RENEGADES: Bruce Goff and the American School of Architecture

Submitted by Michael Höffner

4+

Client: University of Oklahoma College of Architecture

Location: Norman, OK, United States

Completion date: 2020

Artwork budget: $31,872

Project Team

Design Team

Evan Sack

University of Oklahoma

Design Team

Kimberly Huff

University of Oklahoma

Overview

Straddling the disciplines of art and architecture, “RENEGADES: Bruce Goff and the American School of Architecture” is an exhibition project that mediates a plain vanilla gallery space and the contents on display. The work exceeds what fabricators and museum staff thought possible within the time and workforce available – there were only three weeks to install. Yet, through sheer determination, the project was realized.

The exhibit contents, curated by University of Oklahoma College of Architecture faculty, examine the radical pedagogy of Bruce Goff. Chair of the College from 1947-55, Goff and his students created wildly organic projects, in contrast to the rectangularity of mainstream programs. A white box gallery would not be a sympathetic setting for the works.

Instead, the solution captures the “American School” spirit in a choreographed emotional journey for visitors. Visual cues attract and imply direction along a continuous path, the space compressing and releasing to signal distinct curatorial sections.

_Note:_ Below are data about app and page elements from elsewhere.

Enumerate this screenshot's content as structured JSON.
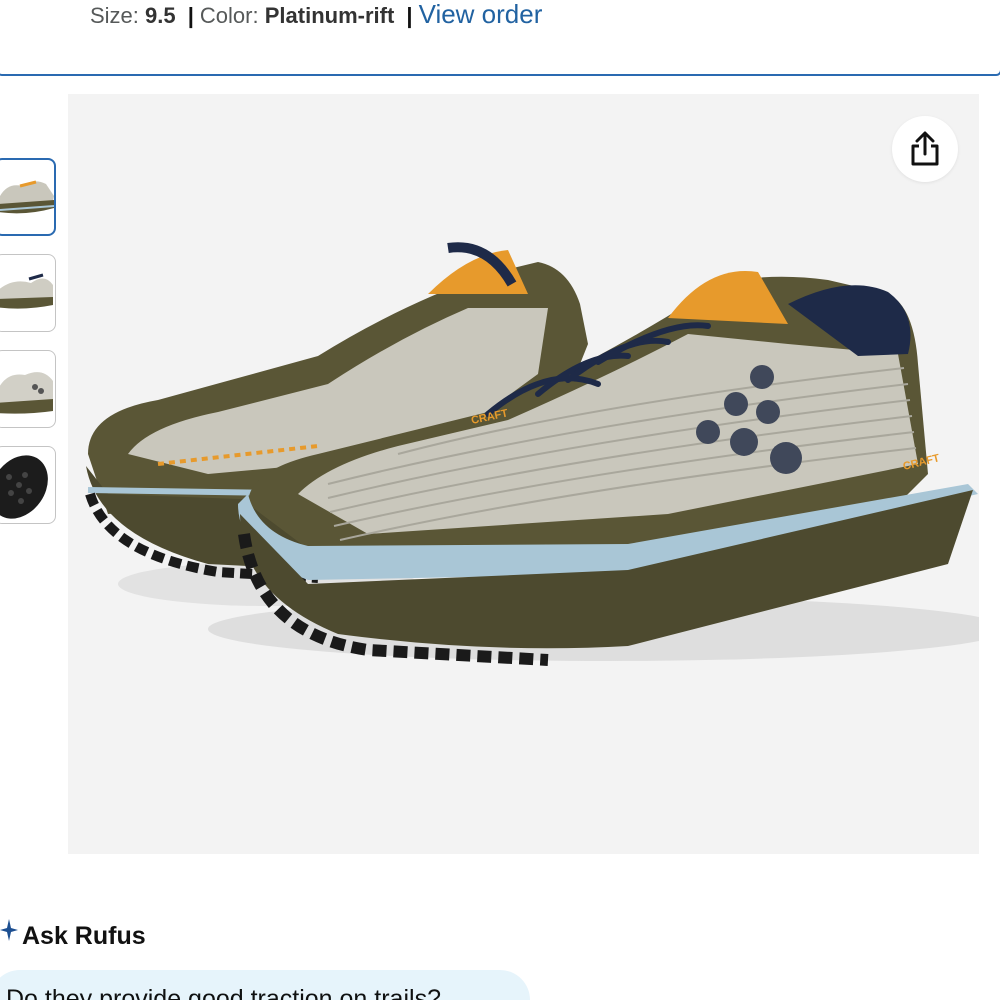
{
  "order_banner": {
    "size_label": "Size:",
    "size_value": "9.5",
    "color_label": "Color:",
    "color_value": "Platinum-rift",
    "separator": "|",
    "view_order_link": "View order"
  },
  "product_image": {
    "alt": "Craft trail running shoes, olive green with light grey knit upper, navy laces, orange accents",
    "brand_marks": [
      "CRAFT",
      "CRAFT"
    ]
  },
  "share": {
    "icon": "share-icon"
  },
  "thumbnails": [
    {
      "name": "thumbnail-1",
      "selected": true
    },
    {
      "name": "thumbnail-2",
      "selected": false
    },
    {
      "name": "thumbnail-3",
      "selected": false
    },
    {
      "name": "thumbnail-4",
      "selected": false
    }
  ],
  "rufus": {
    "title": "Ask Rufus",
    "suggestion": "Do they provide good traction on trails?"
  },
  "colors": {
    "link_blue": "#2162a1",
    "selected_border": "#2a6ab1",
    "chip_background": "#e6f4fb",
    "shoe_olive": "#5a5636",
    "shoe_knit": "#c9c7bc",
    "lace_navy": "#1e2a48",
    "accent_orange": "#e79a2c",
    "midsole_blue": "#a9c6d6"
  }
}
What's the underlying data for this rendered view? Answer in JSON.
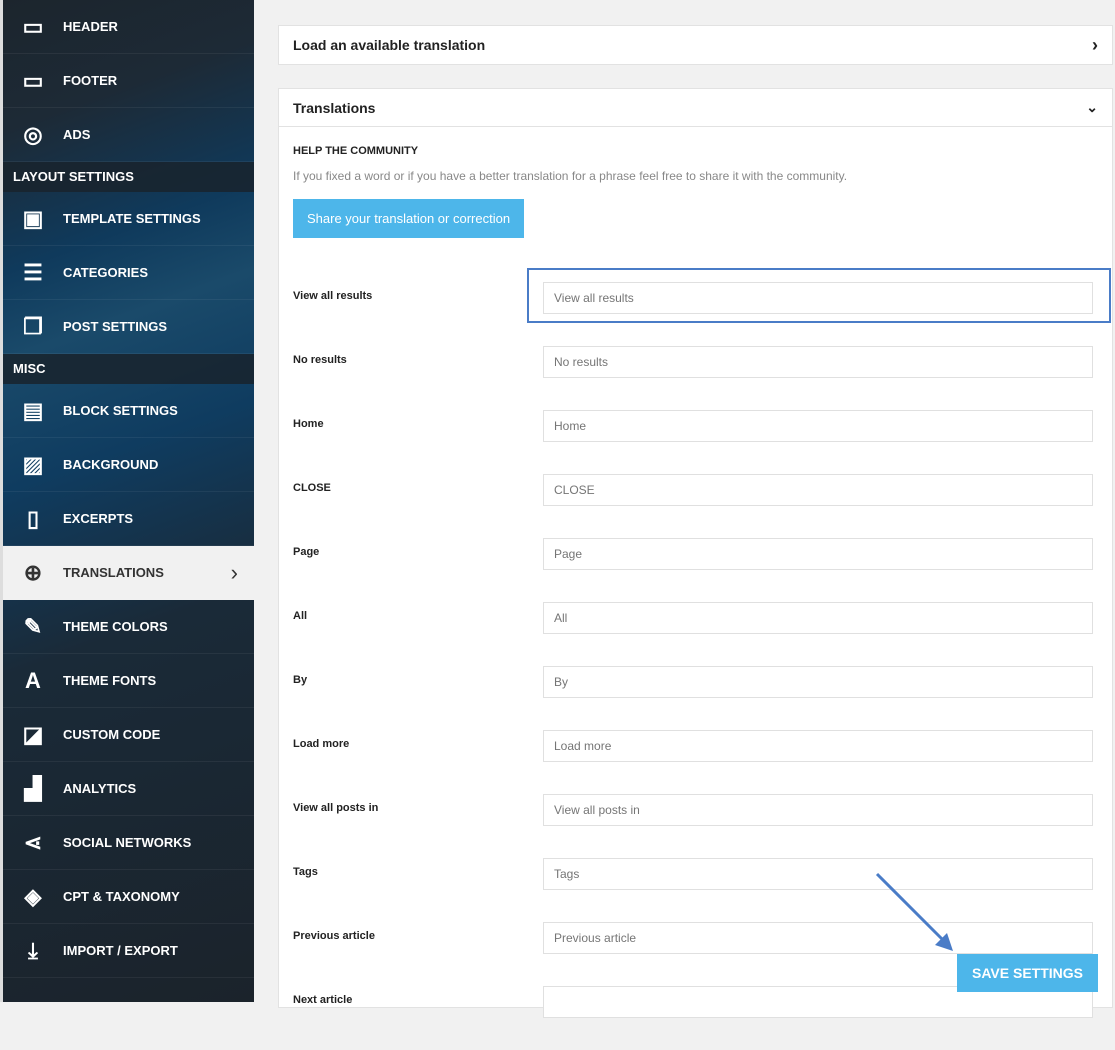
{
  "sidebar": {
    "items": [
      {
        "label": "HEADER",
        "icon": "header-icon",
        "glyph": "▭"
      },
      {
        "label": "FOOTER",
        "icon": "footer-icon",
        "glyph": "▭"
      },
      {
        "label": "ADS",
        "icon": "target-icon",
        "glyph": "◎"
      }
    ],
    "section_layout": "LAYOUT SETTINGS",
    "layout_items": [
      {
        "label": "TEMPLATE SETTINGS",
        "icon": "template-icon",
        "glyph": "▣"
      },
      {
        "label": "CATEGORIES",
        "icon": "list-icon",
        "glyph": "☰"
      },
      {
        "label": "POST SETTINGS",
        "icon": "post-icon",
        "glyph": "❐"
      }
    ],
    "section_misc": "MISC",
    "misc_items": [
      {
        "label": "BLOCK SETTINGS",
        "icon": "block-icon",
        "glyph": "▤"
      },
      {
        "label": "BACKGROUND",
        "icon": "image-icon",
        "glyph": "▨"
      },
      {
        "label": "EXCERPTS",
        "icon": "document-icon",
        "glyph": "▯"
      },
      {
        "label": "TRANSLATIONS",
        "icon": "globe-icon",
        "glyph": "⊕"
      },
      {
        "label": "THEME COLORS",
        "icon": "brush-icon",
        "glyph": "✎"
      },
      {
        "label": "THEME FONTS",
        "icon": "font-icon",
        "glyph": "A"
      },
      {
        "label": "CUSTOM CODE",
        "icon": "code-icon",
        "glyph": "◪"
      },
      {
        "label": "ANALYTICS",
        "icon": "chart-icon",
        "glyph": "▟"
      },
      {
        "label": "SOCIAL NETWORKS",
        "icon": "share-icon",
        "glyph": "⋖"
      },
      {
        "label": "CPT & TAXONOMY",
        "icon": "cube-icon",
        "glyph": "◈"
      },
      {
        "label": "IMPORT / EXPORT",
        "icon": "download-icon",
        "glyph": "⤓"
      }
    ]
  },
  "load_panel": {
    "title": "Load an available translation"
  },
  "translations": {
    "title": "Translations",
    "help_title": "HELP THE COMMUNITY",
    "help_text": "If you fixed a word or if you have a better translation for a phrase feel free to share it with the community.",
    "share_button": "Share your translation or correction",
    "fields": [
      {
        "label": "View all results",
        "placeholder": "View all results"
      },
      {
        "label": "No results",
        "placeholder": "No results"
      },
      {
        "label": "Home",
        "placeholder": "Home"
      },
      {
        "label": "CLOSE",
        "placeholder": "CLOSE"
      },
      {
        "label": "Page",
        "placeholder": "Page"
      },
      {
        "label": "All",
        "placeholder": "All"
      },
      {
        "label": "By",
        "placeholder": "By"
      },
      {
        "label": "Load more",
        "placeholder": "Load more"
      },
      {
        "label": "View all posts in",
        "placeholder": "View all posts in"
      },
      {
        "label": "Tags",
        "placeholder": "Tags"
      },
      {
        "label": "Previous article",
        "placeholder": "Previous article"
      },
      {
        "label": "Next article",
        "placeholder": ""
      }
    ]
  },
  "save_button": "SAVE SETTINGS"
}
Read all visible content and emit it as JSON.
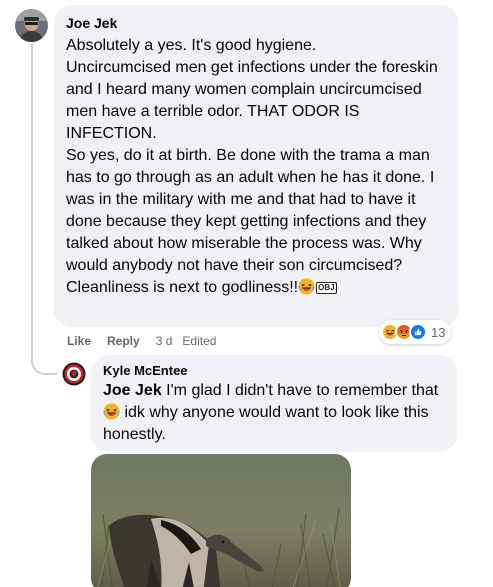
{
  "comment": {
    "author": "Joe Jek",
    "paragraphs": [
      "Absolutely a yes. It's good hygiene.",
      "Uncircumcised men get infections under the foreskin and I heard many women complain uncircumcised men have a terrible odor. THAT ODOR IS INFECTION.",
      "So yes, do it at birth. Be done with the trama a man has to go through as an adult when he has it done. I was in the military with me and that had to have it done because they kept getting infections and they talked about how miserable the process was. Why would anybody not have their son circumcised?"
    ],
    "last_line": "Cleanliness is next to godliness!!",
    "emoji_icon": "laughing-emoji-icon",
    "obj_badge": "OBJ",
    "reaction_icons": [
      "haha-reaction-icon",
      "angry-reaction-icon",
      "like-reaction-icon"
    ],
    "reaction_count": "13",
    "actions": {
      "like": "Like",
      "reply": "Reply",
      "time": "3 d",
      "edited": "Edited"
    }
  },
  "reply": {
    "author": "Kyle McEntee",
    "mention": "Joe Jek",
    "text_before_emoji": " I'm glad I didn't have to remember that ",
    "emoji_icon": "laughing-emoji-icon",
    "text_after_emoji": " idk why anyone would want to look like this honestly.",
    "photo": "anteater-photo"
  },
  "colors": {
    "bubble": "#f0f2f5",
    "secondary_text": "#65676b",
    "like_blue": "#1877f2",
    "angry_orange": "#e9710f",
    "haha_yellow": "#f7b125"
  }
}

Within the main section, information is parsed among purpose-made “stations.” The recyclable exhibition materials evoke an architectural model, combining with the other strategies to exemplify American School values of being contextual, experimental and resourceful.

Goals

The project site is the University's art museum, so integrating an exhibition design is critically important. RENEGADES is an atypical exhibit design as it aspires to inhabit the realms of art and architecture, while mediating between a large gallery space and the curated works.

The exhibition design walks a line of deference to the exhibited works while putting them in a sympathetic atmosphere. Further, the exhibit design aims to illustrate key characteristics of American School work. For example, the geometry is drawn from two of the best known American School projects - Bruce Goff's Bavinger House and Herb Greene's Prairie House. The "shingled" arrangement of elements in plan and elevation recalls an American School strategy of using off-the-shelf materials arranged in organic shapes. Indeed, the material choices exemplify American School resourcefulness by using readily available, recycled/recyclable products with plans to re-use materials after the exhibit closes.

Project integration at the museum was also critically important because the exhibit design and its contents are the platform for the first "Schools of Thought" conference hosted by the University of Oklahoma College of Architecture. This made the exhibit opening directly accessible from the conference venue.

Process

The cardboard finishes and honeycomb panel exhibits fixtures were detailed in fabrication drawings by the design team. These were fabricated in the College's digital fabrication lab where no one is afraid of an unusual project.

However, it was a different story for the sloped, tilted, shingled plywood spiral that houses an exhibit of American School works lost to fire or demolition. This work required assistance from a professional millwork shop, but the owner initially said the spiral is "too wild" to build. The design team accepted the challenge and clarified the spiral design to illustrate that each of the 21 seemingly unique panels could be built on the same jig. A little persuasion and a digital model proving the geometric rigor convinced the millwork shop that they could in fact build the plywood spiral.

All construction in the gallery had to happen within a three week window. It followed that the project delivery style resembles that of the Bavinger House and Prairie House: the project design team; university faculty and staff; students; friends and family members all participated in the building process.